                nytdirect@nytimes.com
                <mailto:nytdirect@nytimes.com> to your
                address book. Advertisement

                <http://www.nytimes.com/adx/bin/adx_click.html?type=goto&opzn&page=secure.nytimes.com/mem/emailthis.html&pos=Frame6A&sn2=6da5bd5a/78e3a264&sn1=1071d68d/49278277&camp=FoxSearchlight_AT2015-1977432-August-C&ad=MistressAmerica_336x90-NOW&goto=http%3A%2F%2Fwww%2Efandango%2Ecom%2Fmistressamerica%5F182432%2Fmovieoverview>
                Copyright 2015
                <http://p.nytimes.com/email/re?location=4z5Q7LhI+KVBjmEgFdYACMlEhIhWVuPIxganfKahJGpDcKtdpfztygRnz23j1z6nDpx4eAAqQbYRMMl5L56EeQ==&user_id=bd31502e6eb851a9261827fdfbbcdf6d&email_type=eta&task_id=1440972441657668&regi_id=0>
                | The New York Times Company
                <http://p.nytimes.com/email/re?location=4z5Q7LhI+KUv6vqdu/zT/DtUzLlQEcSh&user_id=bd31502e6eb851a9261827fdfbbcdf6d&email_type=eta&task_id=1440972441657668&regi_id=0>
                | NYTimes.com 620 Eighth Avenue New York,
                NY 10018
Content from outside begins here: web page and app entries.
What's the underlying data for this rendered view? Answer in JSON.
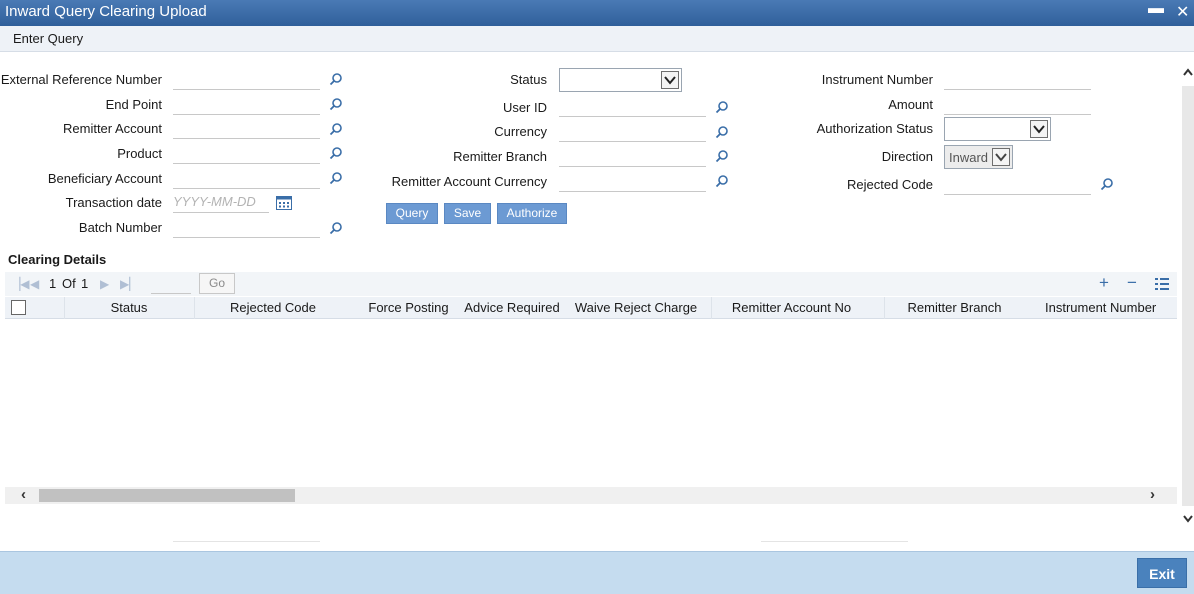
{
  "window": {
    "title": "Inward Query Clearing Upload",
    "minimize": "▬",
    "close": "✕"
  },
  "menu": {
    "enter_query": "Enter Query"
  },
  "form": {
    "external_reference_number": {
      "label": "External Reference Number",
      "value": ""
    },
    "end_point": {
      "label": "End Point",
      "value": ""
    },
    "remitter_account": {
      "label": "Remitter Account",
      "value": ""
    },
    "product": {
      "label": "Product",
      "value": ""
    },
    "beneficiary_account": {
      "label": "Beneficiary Account",
      "value": ""
    },
    "transaction_date": {
      "label": "Transaction date",
      "placeholder": "YYYY-MM-DD",
      "value": ""
    },
    "batch_number": {
      "label": "Batch Number",
      "value": ""
    },
    "status": {
      "label": "Status",
      "value": ""
    },
    "user_id": {
      "label": "User ID",
      "value": ""
    },
    "currency": {
      "label": "Currency",
      "value": ""
    },
    "remitter_branch": {
      "label": "Remitter Branch",
      "value": ""
    },
    "remitter_account_currency": {
      "label": "Remitter Account Currency",
      "value": ""
    },
    "instrument_number": {
      "label": "Instrument Number",
      "value": ""
    },
    "amount": {
      "label": "Amount",
      "value": ""
    },
    "authorization_status": {
      "label": "Authorization Status",
      "value": ""
    },
    "direction": {
      "label": "Direction",
      "value": "Inward"
    },
    "rejected_code": {
      "label": "Rejected Code",
      "value": ""
    }
  },
  "actions": {
    "query": "Query",
    "save": "Save",
    "authorize": "Authorize"
  },
  "clearing_details": {
    "title": "Clearing Details",
    "pager": {
      "current": "1",
      "of_label": "Of",
      "total": "1",
      "go": "Go"
    },
    "columns": [
      "Status",
      "Rejected Code",
      "Force Posting",
      "Advice Required",
      "Waive Reject Charge",
      "Remitter Account No",
      "Remitter Branch",
      "Instrument Number"
    ],
    "rows": []
  },
  "footer": {
    "exit": "Exit"
  },
  "colors": {
    "title_bar": "#2f5f9a",
    "button": "#6c9ad3",
    "footer": "#c5dcef",
    "exit_button": "#4a82bd"
  }
}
                --

                It is the dilemma of psychology to deal as
                a natural science with an
                object that creates history. Ernst Boesch




--
            It is the dilemma of psychology to deal as a
            natural science with an
            object that creates history. Ernst Boesch